Geographic Differences in Lifespan

Geographic Evidence That We Are Doing Something That Makes Dementia and Mental Illness Worse

There are small areas of the world known as “Blue Zones” where the incidence of Alzheimer’s and autoimmune disease is almost non-existent. (Learn more about how Alzheimer’s and autoimmune disease are strongly linked.) 5 areas were located using epidemiological data, statistics, birth certificates, and other research. In these Blue Zones people reach age 100 at 10 times greater rates than in the United States. 

The people in these regions are not significantly genetically different from the rest of the world, but significant differences in lifestyle (such as diet) have been identified.

Lifespan even varies significantly from state to state within the same country.

Regulations Are Invaluable Natural Experiments

Macro-level epidemiological data includes the incidence of various diseases over time combined with data on the amounts of different drugs or food additives. This is how it was initially discovered that smoking caused lung cancer. With macro-level data, it’s even harder to distinguish correlation from causation. However, different countries often enact different policies that can serve as very useful natural experiments.

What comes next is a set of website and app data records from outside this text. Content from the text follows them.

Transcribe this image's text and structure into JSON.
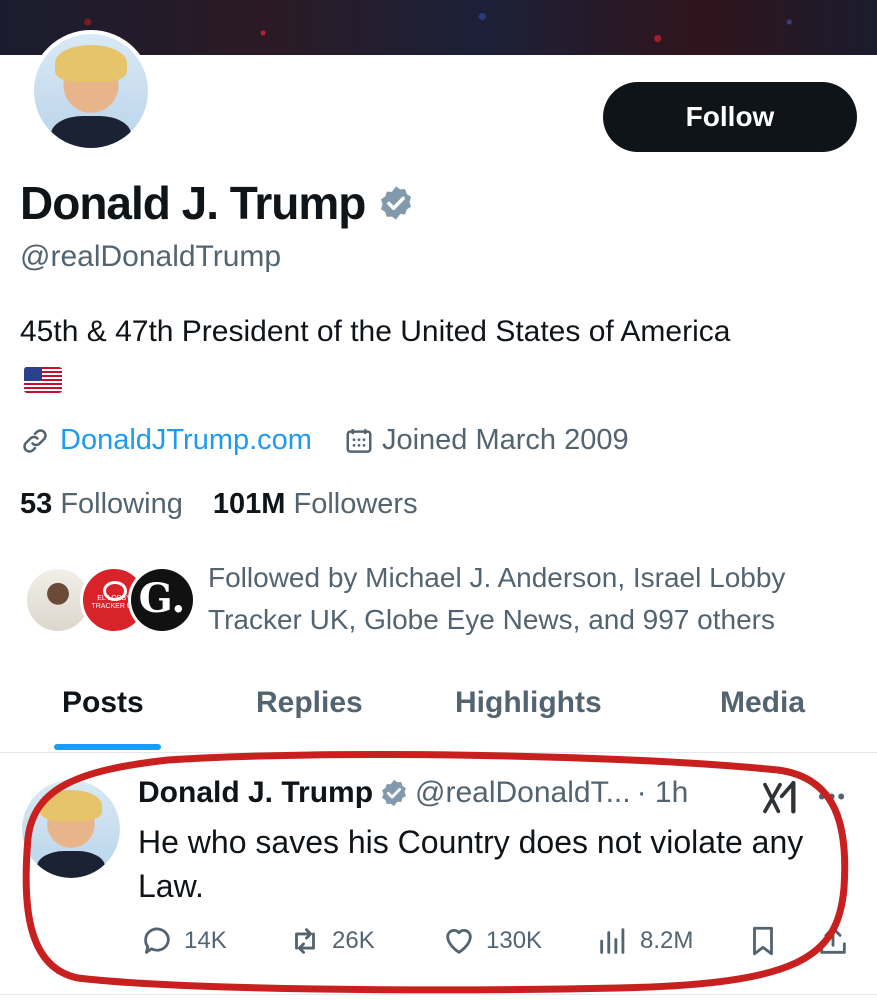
{
  "profile": {
    "name": "Donald J. Trump",
    "handle": "@realDonaldTrump",
    "bio": "45th & 47th President of the United States of America",
    "link": "DonaldJTrump.com",
    "joined": "Joined March 2009",
    "following_count": "53",
    "following_label": "Following",
    "followers_count": "101M",
    "followers_label": "Followers",
    "followed_by": "Followed by Michael J. Anderson, Israel Lobby Tracker UK, Globe Eye News, and 997 others",
    "follow_button": "Follow",
    "mini_avatar_text": "EL LOBBY TRACKER UK",
    "mini_avatar_letter": "G."
  },
  "tabs": [
    {
      "label": "Posts",
      "active": true
    },
    {
      "label": "Replies",
      "active": false
    },
    {
      "label": "Highlights",
      "active": false
    },
    {
      "label": "Media",
      "active": false
    }
  ],
  "post": {
    "author": "Donald J. Trump",
    "handle": "@realDonaldT...",
    "time": "· 1h",
    "text": "He who saves his Country does not violate any Law.",
    "replies": "14K",
    "reposts": "26K",
    "likes": "130K",
    "views": "8.2M"
  },
  "colors": {
    "accent": "#1d9bf0",
    "verified": "#829aab",
    "highlight_circle": "#c8201e",
    "text_primary": "#0f1419",
    "text_secondary": "#536471"
  }
}
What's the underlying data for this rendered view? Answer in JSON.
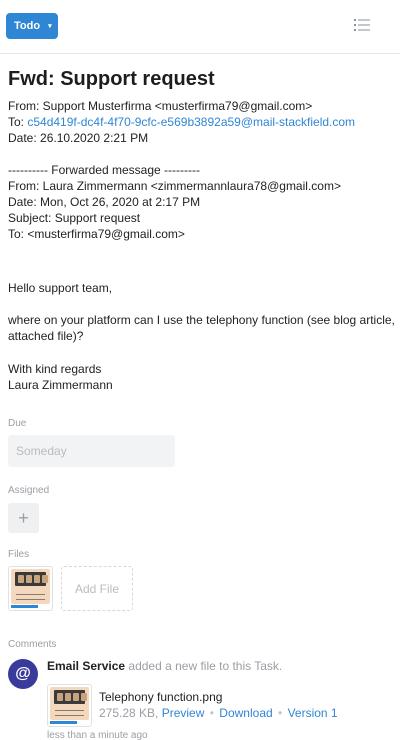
{
  "topbar": {
    "status_label": "Todo",
    "status_caret": "▾",
    "menu_icon": "list-icon"
  },
  "task": {
    "title": "Fwd: Support request",
    "from_line": "From: Support Musterfirma <musterfirma79@gmail.com>",
    "to_prefix": "To: ",
    "to_link": "c54d419f-dc4f-4f70-9cfc-e569b3892a59@mail-stackfield.com",
    "date_line": "Date: 26.10.2020 2:21 PM",
    "fwd_header": "---------- Forwarded message ---------",
    "fwd_from": "From: Laura Zimmermann <zimmermannlaura78@gmail.com>",
    "fwd_date": "Date: Mon, Oct 26, 2020 at 2:17 PM",
    "fwd_subject": "Subject: Support request",
    "fwd_to": "To: <musterfirma79@gmail.com>",
    "greeting": "Hello support team,",
    "question": "where on your platform can I use the telephony function (see blog article, attached file)?",
    "closing": "With kind regards",
    "signature": "Laura Zimmermann"
  },
  "due": {
    "label": "Due",
    "value": "Someday"
  },
  "assigned": {
    "label": "Assigned",
    "add_symbol": "+"
  },
  "files": {
    "label": "Files",
    "add_label": "Add File"
  },
  "comments": {
    "label": "Comments",
    "items": [
      {
        "author": "Email Service",
        "action": " added a new file to this Task.",
        "avatar_symbol": "@",
        "avatar_color": "#3a3a9c",
        "file_name": "Telephony function.png",
        "file_size": "275.28 KB, ",
        "preview": "Preview",
        "download": "Download",
        "version": "Version 1",
        "separator": "•",
        "time": "less than a minute ago"
      }
    ]
  },
  "colors": {
    "accent": "#2f86d4",
    "muted": "#9a9fa5"
  }
}
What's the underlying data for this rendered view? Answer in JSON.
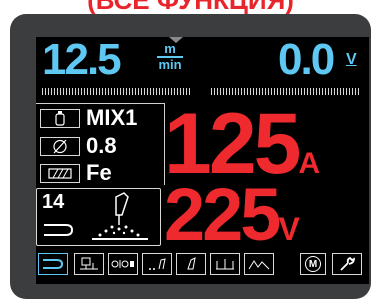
{
  "banner": {
    "text": "(ВСЕ ФУНКЦИЯ)"
  },
  "wire_speed": {
    "value": "12.5",
    "unit_top": "m",
    "unit_bottom": "min"
  },
  "voltage_set": {
    "value": "0.0",
    "unit": "V"
  },
  "params": {
    "mix": "MIX1",
    "diameter": "0.8",
    "material": "Fe",
    "program": "14"
  },
  "readout": {
    "current": "125",
    "current_unit": "A",
    "voltage": "225",
    "voltage_unit": "V"
  },
  "colors": {
    "accent": "#5fc8f2",
    "red": "#ee2a2e",
    "banner": "#e8252b"
  },
  "toolbar_icons": [
    "torch-trigger-icon",
    "synergic-curve-icon",
    "wire-inch-icon",
    "pre-gas-icon",
    "torch-icon",
    "spot-timer-icon",
    "arc-slope-icon",
    "memory-icon",
    "wrench-icon"
  ],
  "memory_label": "M"
}
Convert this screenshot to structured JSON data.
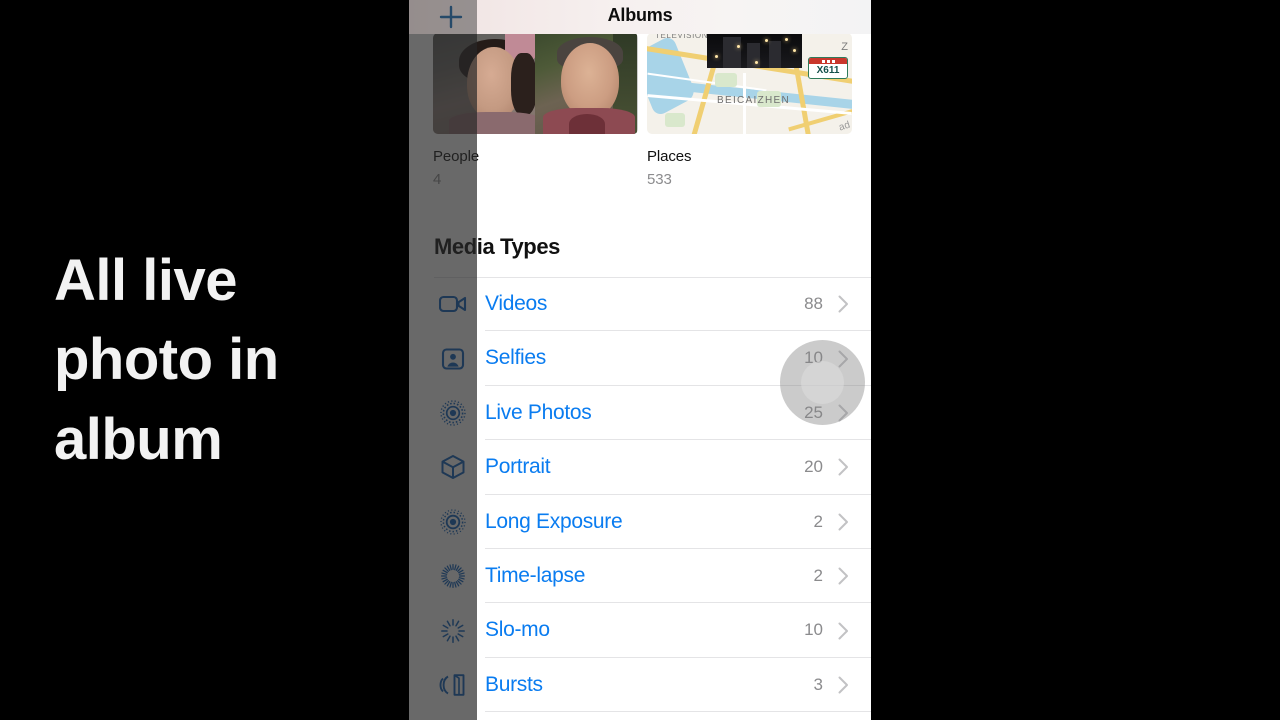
{
  "caption": {
    "text": "All live photo in album"
  },
  "phone": {
    "navbar": {
      "title": "Albums",
      "add_label": "+",
      "add_icon": "plus-icon"
    },
    "albums": [
      {
        "name": "People",
        "count": "4",
        "thumb": "people-faces"
      },
      {
        "name": "Places",
        "count": "533",
        "thumb": "map-preview"
      }
    ],
    "map_labels": {
      "tower": "TELEVISION TOWER",
      "district": "BEICAIZHEN",
      "shield": "X611",
      "edge_z": "Z",
      "road": "ad"
    },
    "section": {
      "title": "Media Types"
    },
    "media_types": [
      {
        "label": "Videos",
        "count": "88",
        "icon": "video-camera-icon",
        "chevron": "chevron-right-icon"
      },
      {
        "label": "Selfies",
        "count": "10",
        "icon": "selfie-person-icon",
        "chevron": "chevron-right-icon"
      },
      {
        "label": "Live Photos",
        "count": "25",
        "icon": "live-photo-icon",
        "chevron": "chevron-right-icon"
      },
      {
        "label": "Portrait",
        "count": "20",
        "icon": "cube-icon",
        "chevron": "chevron-right-icon"
      },
      {
        "label": "Long Exposure",
        "count": "2",
        "icon": "long-exposure-icon",
        "chevron": "chevron-right-icon"
      },
      {
        "label": "Time-lapse",
        "count": "2",
        "icon": "timelapse-icon",
        "chevron": "chevron-right-icon"
      },
      {
        "label": "Slo-mo",
        "count": "10",
        "icon": "slomo-icon",
        "chevron": "chevron-right-icon"
      },
      {
        "label": "Bursts",
        "count": "3",
        "icon": "bursts-stack-icon",
        "chevron": "chevron-right-icon"
      }
    ],
    "touch_indicator": {
      "name": "touch-point"
    }
  },
  "colors": {
    "accent_blue": "#0a7cf0",
    "count_gray": "#8b8b8d",
    "caption_white": "#f2f2f2",
    "background_black": "#000000",
    "separator": "#e4e4e6"
  }
}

For instance, 30 countries have banned the use of glyphosate. If the rates of Alzheimer’s, autism, and depression declined in these countries and did not decline in the countries still using glyphosate, this would provide very powerful evidence regarding its effects. Unfortunately, there is no global database that currently provides easy access to the incidence of these conditions in various countries over time and the levels of exposure to various chemicals.

We need to collect more data to take advantage of these geographic natural experiments. With enough data, we could discover hidden factors reducing or contributing to chronic illnesses. Then by providing real-time decision support to individuals, we could apply these lessons learned to reduce chronic disease burden throughout the world.

Regulations Are Invaluable Natural Experiments

Macro-level epidemiological data includes the incidence of various diseases over time combined with data on the amounts of different drugs or food additives. This is how it was initially discovered that smoking caused lung cancer. With macro-level data, it’s even harder to distinguish correlation from causation. However, different countries often enact different policies that can serve as very useful natural experiments.

For instance, 30 countries have banned the use of glyphosate. If the rates of Alzheimer’s, autism, and depression declined in these countries and did not decline in the countries still using glyphosate, this would provide very powerful evidence regarding its effects. Unfortunately, there is no global database that currently provides easy access to the incidence of these conditions in various countries over time and the levels of exposure to various chemicals.

We need to collect more data to take advantage of these geographic natural experiments. With enough data, we could discover hidden factors reducing or contributing to chronic illnesses. Then by providing real-time decision support to individuals, we could apply these lessons learned to reduce chronic disease burden throughout the world.

Add a Comment

Your email address will not be published.